In addition, players are largely unaffected by the use of their information in fantasy sports leagues. Use of statistics in fantasy baseball will not impair a player’s ability to earn a living, and the appearance of players’ names in the context of the game will not confuse consumers into believing that the players are endorsing CBC’s fantasy services.xv Due to these important considerations, the Court of Appeals affirmed the district court’s grant of summary judgment for CBC.

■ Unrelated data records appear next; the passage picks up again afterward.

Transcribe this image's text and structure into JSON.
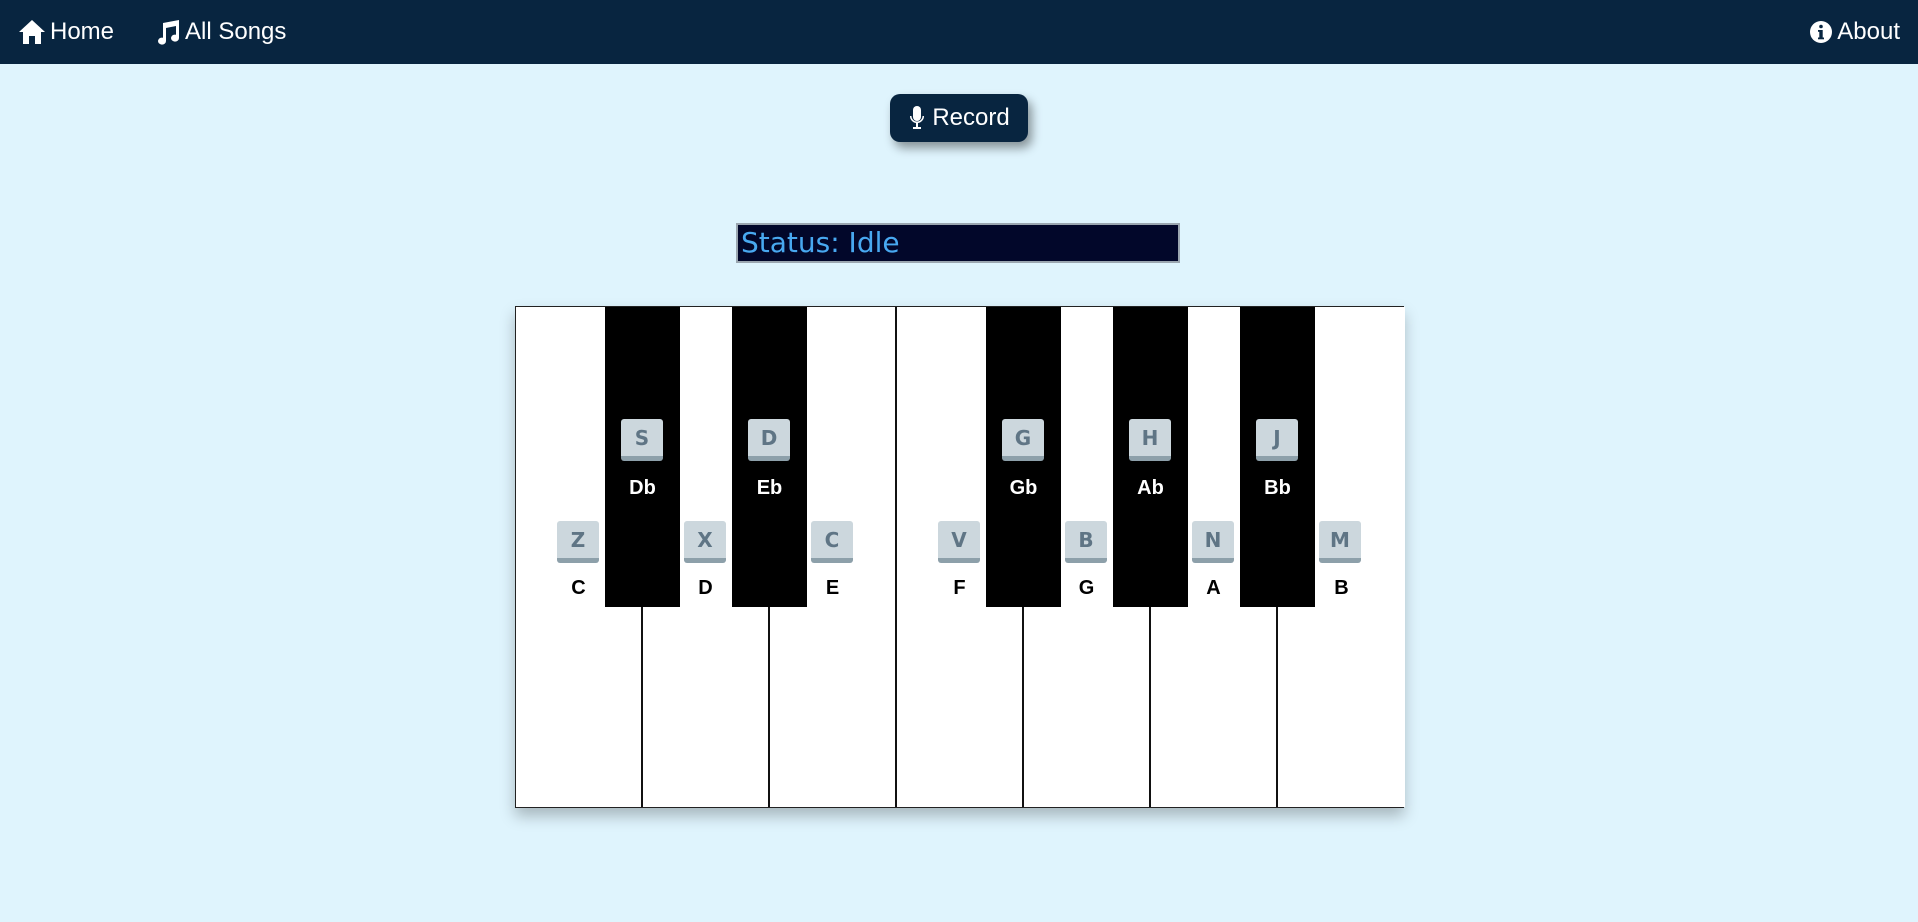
{
  "nav": {
    "home": {
      "label": "Home",
      "icon": "home-icon"
    },
    "songs": {
      "label": "All Songs",
      "icon": "music-note-icon"
    },
    "about": {
      "label": "About",
      "icon": "info-icon"
    }
  },
  "record": {
    "label": "Record",
    "icon": "microphone-icon"
  },
  "status": {
    "text": "Status: Idle"
  },
  "piano": {
    "white_keys": [
      {
        "note": "C",
        "key": "Z"
      },
      {
        "note": "D",
        "key": "X"
      },
      {
        "note": "E",
        "key": "C"
      },
      {
        "note": "F",
        "key": "V"
      },
      {
        "note": "G",
        "key": "B"
      },
      {
        "note": "A",
        "key": "N"
      },
      {
        "note": "B",
        "key": "M"
      }
    ],
    "black_keys": [
      {
        "note": "Db",
        "key": "S"
      },
      {
        "note": "Eb",
        "key": "D"
      },
      {
        "note": "Gb",
        "key": "G"
      },
      {
        "note": "Ab",
        "key": "H"
      },
      {
        "note": "Bb",
        "key": "J"
      }
    ]
  },
  "colors": {
    "navbar": "#082540",
    "background": "#dff4fd",
    "status_bg": "#02072a",
    "status_text": "#48a8f0"
  }
}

A favorable decision for Advanced Media would have contributed to a dangerous slippery slope. Other professional sports leagues, such as the NFL and the NBA, would have likely followed MLB in bringing suit against fantasy sports leagues that do not possess an official license. Like MLB, the professional leagues would surely choose to become the sole providers of fantasy services, establishing a monopoly on the fantasy sports industry. The prohibition on using statistics in fantasy sports would also raise questions about the legality of publishing this information in newspapers and magazines. If the court had ignored CBC’s First Amendment argument, the media might eventually be proscribed from printing box scores or from running stories on teams and players without first obtaining a license. Sports television programs would be unable to show highlights and recaps from the previous day’s games without infringing on players’ rights of publicity. Such a ruling would blur the line between using a name for news purposes and using it for a commercial profit.
A ruling for the players would be disadvantageous to the sport as well. Fantasy sports generate interest in the actual game. Because participants in fantasy sports customize their teams to include players from around the league, they are much more likely to watch games or highlights that feature one of their players, even if their favorite team isn’t involved.xvi Keeping the number of fantasy sports participants high will ultimately contribute to higher ratings. Fans might also buy jerseys or other merchandise because a particular player performed well for their fantasy team. The 8th Circuit’s decision allows fans to continue to enjoy an increasingly popular hobby, encourages the growth of a burgeoning industry, and helps maintain high levels of interest in the sport itself.
i Fantasy Consumer Behavior Analyzed, FANTASY SPORTS TRADE ASSOCIATION, http://www.fsta.org/news/pressreleases/beasonpr.php.
ii CBC Distribution and Mktg., Inc. v. Major League Baseball Advanced Media, L.P., 505 F.3d 818, 820 (8th Cir. 2007).
iv Id. at 821.
vii Id. at 820.
viii Doe v. TCI Cablevision, 110 S.W.3d 363, 369 (Mo. 2003).
ix See Michael B. Cassidy, What’s in a Name? Examining the Rights to Players’ Names and Playing Records in Fantasy Sports, 10 NO. 7 JINTLAW 1, 8 (2007).
x CBC, 505 F.3d at 822-23.
xi Id. at 823.
xiv Id. at 823-24
xv Id. at 824.
xvi See Cassidy, supra note 9, at 11.